DOE points its CAMERA collaboration at growing challenges in energy, nanoscience and computing across its light-source facilities.
With supercomputer power from Oak Ridge’s Summit, Duke researchers aim to follow circulating cancer cells to understand metastasis.
The Summit supercomputer tunes up for galaxies’ worth of radio-telescope data.
Sandia ensnares ions to offer experimenters a less cold and noisy way to study quantum computing.
An open-source supercomputer code called WarpX simulates laser-made plasmas and presents a path for shrinking particle accelerators.
DOE’s Energy Exascale Earth System Model will harness the next level of supercomputer to explore big climate questions.

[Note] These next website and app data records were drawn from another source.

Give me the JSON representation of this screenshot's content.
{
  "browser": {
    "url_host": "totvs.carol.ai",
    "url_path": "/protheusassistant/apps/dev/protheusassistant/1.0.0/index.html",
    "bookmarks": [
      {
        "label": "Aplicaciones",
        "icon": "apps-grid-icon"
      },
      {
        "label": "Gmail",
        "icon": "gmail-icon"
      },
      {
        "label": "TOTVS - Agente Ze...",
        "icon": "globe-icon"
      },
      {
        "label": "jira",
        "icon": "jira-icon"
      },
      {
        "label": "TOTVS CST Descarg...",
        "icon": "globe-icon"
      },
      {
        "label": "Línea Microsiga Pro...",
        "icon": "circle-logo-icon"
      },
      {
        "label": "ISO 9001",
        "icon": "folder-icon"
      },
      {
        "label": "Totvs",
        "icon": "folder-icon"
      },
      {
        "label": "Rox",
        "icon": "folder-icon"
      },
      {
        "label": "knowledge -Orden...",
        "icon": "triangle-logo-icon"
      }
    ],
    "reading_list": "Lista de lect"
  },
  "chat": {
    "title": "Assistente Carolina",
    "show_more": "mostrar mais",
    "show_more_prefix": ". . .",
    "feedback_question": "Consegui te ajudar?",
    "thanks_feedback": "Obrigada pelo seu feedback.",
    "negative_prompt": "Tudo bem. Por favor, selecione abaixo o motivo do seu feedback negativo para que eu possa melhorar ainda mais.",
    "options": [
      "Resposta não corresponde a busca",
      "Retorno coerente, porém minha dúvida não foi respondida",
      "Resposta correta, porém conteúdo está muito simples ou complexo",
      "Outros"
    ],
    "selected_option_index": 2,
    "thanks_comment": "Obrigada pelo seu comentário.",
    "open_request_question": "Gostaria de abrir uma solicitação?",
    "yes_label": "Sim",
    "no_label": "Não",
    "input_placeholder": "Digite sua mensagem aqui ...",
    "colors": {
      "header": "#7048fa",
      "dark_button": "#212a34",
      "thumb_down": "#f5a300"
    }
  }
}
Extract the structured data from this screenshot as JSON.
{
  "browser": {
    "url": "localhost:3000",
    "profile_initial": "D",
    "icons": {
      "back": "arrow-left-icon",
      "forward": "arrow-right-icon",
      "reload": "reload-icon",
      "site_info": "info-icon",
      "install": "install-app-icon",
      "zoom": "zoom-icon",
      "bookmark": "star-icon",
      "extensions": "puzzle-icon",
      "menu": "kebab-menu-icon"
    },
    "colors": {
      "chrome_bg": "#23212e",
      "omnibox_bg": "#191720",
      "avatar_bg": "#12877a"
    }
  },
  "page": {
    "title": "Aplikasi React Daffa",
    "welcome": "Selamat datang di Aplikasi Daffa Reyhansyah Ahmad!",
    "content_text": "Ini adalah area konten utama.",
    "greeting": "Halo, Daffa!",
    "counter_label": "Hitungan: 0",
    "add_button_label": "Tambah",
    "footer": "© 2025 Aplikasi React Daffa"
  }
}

An Argonne researcher upgrades supercomputer optimization algorithms to boost reliability and resilience in U.S. power systems.
From new energy materials to drug discovery and subatomic physics, artificial intelligence programs are creating scientific knowledge and applications across Department of Energy national labs.
Simulations on Oak Ridge’s Summit supercomputer take aim at new energy-transmission devices and quantum computers.
Astrophysicists use DOE supercomputers to reveal supernovae secrets.